A windowboxed trailer with a rhyming narration that describes the film as 'Hammer's Horrific Historic Masterpiece'. Not a bad job, as it happens.
Archive Interview with Ingrid Pitt (6:33)
One of those daytime TV interviews that makes you want to slap the chirpy interviewer, who asks the expected "and what was he like to work with?" type questions and refers to Hammer Films as 'Hammer House', though at the end does suggest she'd rather like to go home with our Ingrid (whoops). Pitt herself briefly touches on her work for Hammer and filming Where Eagles Dare, and, more interestingly, her battle with breast cancer and why she and her family were sent to a Nazi concentration camp.
50 Years of Hammer: News Feature (1:57)
A short and typically superficial Meridian News piece on the 50th anniversary of Hammer Films. Includes a brief bit with Ingrid Pitt signing autographs and ends with reporter Malcolm Stewart trying to be witty by saying "fangs for the memory". Idiot.
Thriller: Where the Action Is (64:19)
An episode from season 4 of the 70s UK TV series Thriller in which Ingrid Pitt co-stars as Ilse, the companion of super-rich professional gambler 'Daddy' Burns. We meet him in the opening scene, where he takes a high-stakes stud poker game to its ultimate conclusion, which results in the death of his esteemed opponent. A short while later, carefree gambler Eddie Vallance is picked up and drugged by Ilse and wakes to find himself trapped in Burns' country house. Here he is given some serious stake money and pressured into playing a series of casino games for the amusement of his host, which are set to culminate in a game of stud poker that will ask Vallance to make the ultimate bet. A really well devised mystery thriller with a sprinkling of neat twists, the episode was written by Brian Clemens and directed by Don Leaver, both of whom made their name previously on The Avengers. Although shot on analogue video, the transfer here is first rate.
Conceptions of Murder: Peter and Maria (25:04)

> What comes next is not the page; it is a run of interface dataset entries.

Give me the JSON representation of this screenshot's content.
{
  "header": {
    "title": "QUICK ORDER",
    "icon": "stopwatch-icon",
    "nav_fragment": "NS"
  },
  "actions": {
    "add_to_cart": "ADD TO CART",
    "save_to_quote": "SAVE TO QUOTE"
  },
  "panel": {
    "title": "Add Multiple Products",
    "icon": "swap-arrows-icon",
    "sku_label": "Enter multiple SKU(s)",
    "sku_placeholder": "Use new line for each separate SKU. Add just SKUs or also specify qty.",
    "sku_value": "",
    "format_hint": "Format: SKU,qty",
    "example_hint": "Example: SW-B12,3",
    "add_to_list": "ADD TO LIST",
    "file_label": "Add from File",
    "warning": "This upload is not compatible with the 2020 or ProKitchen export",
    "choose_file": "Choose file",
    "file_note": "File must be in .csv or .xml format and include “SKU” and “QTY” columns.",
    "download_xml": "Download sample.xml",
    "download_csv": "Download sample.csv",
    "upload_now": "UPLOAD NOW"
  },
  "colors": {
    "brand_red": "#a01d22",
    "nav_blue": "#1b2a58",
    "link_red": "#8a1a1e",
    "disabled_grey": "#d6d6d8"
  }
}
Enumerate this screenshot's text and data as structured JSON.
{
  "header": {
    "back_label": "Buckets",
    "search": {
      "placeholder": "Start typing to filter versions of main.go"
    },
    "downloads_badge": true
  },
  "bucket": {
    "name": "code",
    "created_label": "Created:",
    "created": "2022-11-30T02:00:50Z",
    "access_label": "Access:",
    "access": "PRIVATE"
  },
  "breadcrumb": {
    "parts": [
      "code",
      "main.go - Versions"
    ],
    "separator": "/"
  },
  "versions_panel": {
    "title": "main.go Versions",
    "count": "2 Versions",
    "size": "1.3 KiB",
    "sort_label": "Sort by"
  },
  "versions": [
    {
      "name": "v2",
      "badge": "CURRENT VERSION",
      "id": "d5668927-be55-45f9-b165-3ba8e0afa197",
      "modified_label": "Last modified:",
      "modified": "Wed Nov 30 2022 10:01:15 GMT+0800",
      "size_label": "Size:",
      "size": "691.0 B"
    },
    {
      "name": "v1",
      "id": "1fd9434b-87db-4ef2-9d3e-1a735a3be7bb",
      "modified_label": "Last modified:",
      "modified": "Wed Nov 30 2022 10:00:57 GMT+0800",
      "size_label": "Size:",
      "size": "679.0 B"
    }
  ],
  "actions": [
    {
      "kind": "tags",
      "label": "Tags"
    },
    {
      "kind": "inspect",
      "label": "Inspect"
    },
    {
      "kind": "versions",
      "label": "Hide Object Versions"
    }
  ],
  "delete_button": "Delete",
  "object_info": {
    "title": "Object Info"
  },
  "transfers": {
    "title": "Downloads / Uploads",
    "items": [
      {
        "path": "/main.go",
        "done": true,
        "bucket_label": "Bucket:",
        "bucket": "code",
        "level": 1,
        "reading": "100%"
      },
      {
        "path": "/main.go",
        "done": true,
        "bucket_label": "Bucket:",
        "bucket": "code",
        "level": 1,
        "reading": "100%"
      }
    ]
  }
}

A single episode from the 6-part 1970 London Weekend Television series Conceptions of Murder, in which Nigel Green plays true life German serial killer Peter Kürten, the so-called 'Vampire of Düsseldorf', who committed a series of murders and sexual assaults in 1929. The episode focuses on the evening when Kürten reveals his crimes to his wife (played by Yootha Joyce) and is a chillingly well written and handled showcase for Green's considerable talents. Again in fine shape, although there's clearly an issue with one of the studio cameras.

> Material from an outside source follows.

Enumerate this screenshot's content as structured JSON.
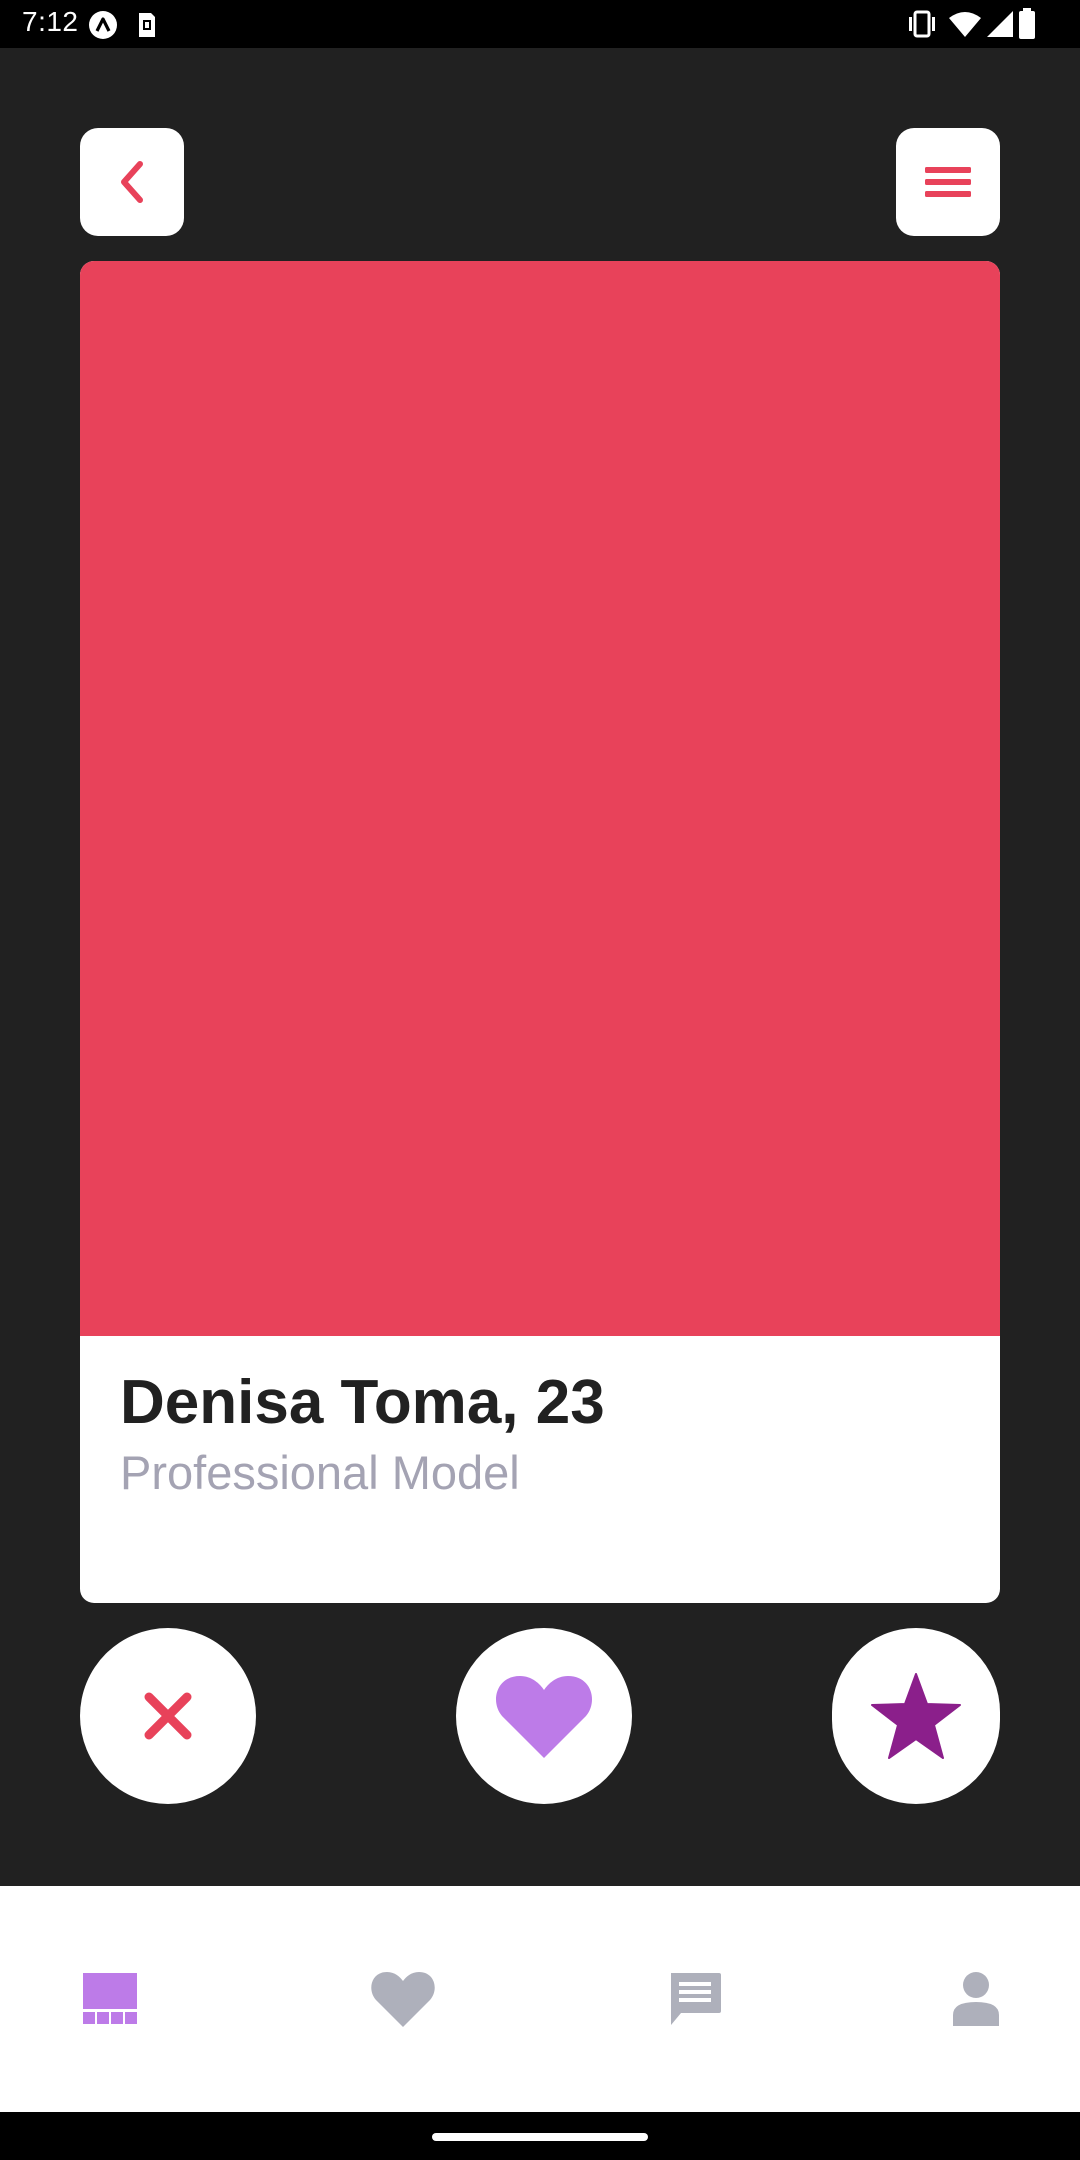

Production Image Gallery (9:27)
A rolling gallery of high quality promotional stills, mostly monochrome but with a few in colour.

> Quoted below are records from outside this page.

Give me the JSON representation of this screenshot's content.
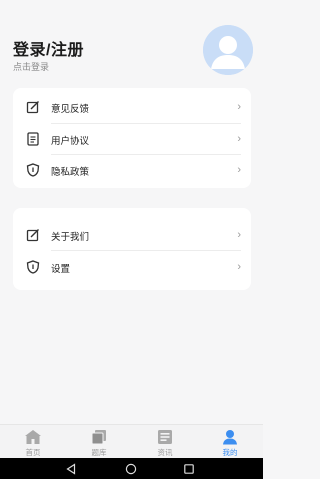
{
  "header": {
    "title": "登录/注册",
    "subtitle": "点击登录"
  },
  "menu_group_1": [
    {
      "label": "意见反馈",
      "icon": "edit-icon"
    },
    {
      "label": "用户协议",
      "icon": "document-icon"
    },
    {
      "label": "隐私政策",
      "icon": "shield-icon"
    }
  ],
  "menu_group_2": [
    {
      "label": "关于我们",
      "icon": "edit-icon"
    },
    {
      "label": "设置",
      "icon": "shield-icon"
    }
  ],
  "chevron": "›",
  "tabs": [
    {
      "label": "首页",
      "icon": "home-icon",
      "active": false
    },
    {
      "label": "题库",
      "icon": "question-bank-icon",
      "active": false
    },
    {
      "label": "资讯",
      "icon": "news-icon",
      "active": false
    },
    {
      "label": "我的",
      "icon": "profile-icon",
      "active": true
    }
  ],
  "colors": {
    "accent": "#3c8ef0",
    "background": "#f6f6f7",
    "card": "#ffffff",
    "avatar_bg": "#c9ddf7"
  }
}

Behind the Scenes Image Gallery (7:00)
Another rolling gallery, this time of behind-the scenes photos, all of them monochrome.
Portrait Image Gallery (6:18)
Posed promotional photos of the main cast, a mix of colour and black-and-white pics. Unsurprisingly, there are plenty of Ingrid.
Promotional Image Gallery (2:27)
A number of posters and front-of-house stills. Several include a misleading tagline that suggests Báthory improves her looks by drinking the blood rather than bathing in it.
This was not available for review.
A too often undervalued late period Hammer, an historical drama that earns its horror credentials by taking the most famous Báthory fable at its word. It always puzzled me that Hammer never made any play of the potentially marketable notion that the film was based on historical fact – you'll find it nowhere on the film or the promotional material. Then again, this particular sales gimmick never really took off until posters for The Texas Chainsaw Massacre assured us "It happened!" (it actually didn't, at least not like it was portrayed in the film). Network has really done the film proud here, with a solid transfer and an excellent set of special features. For the Hammer fans particularly, highly recommended.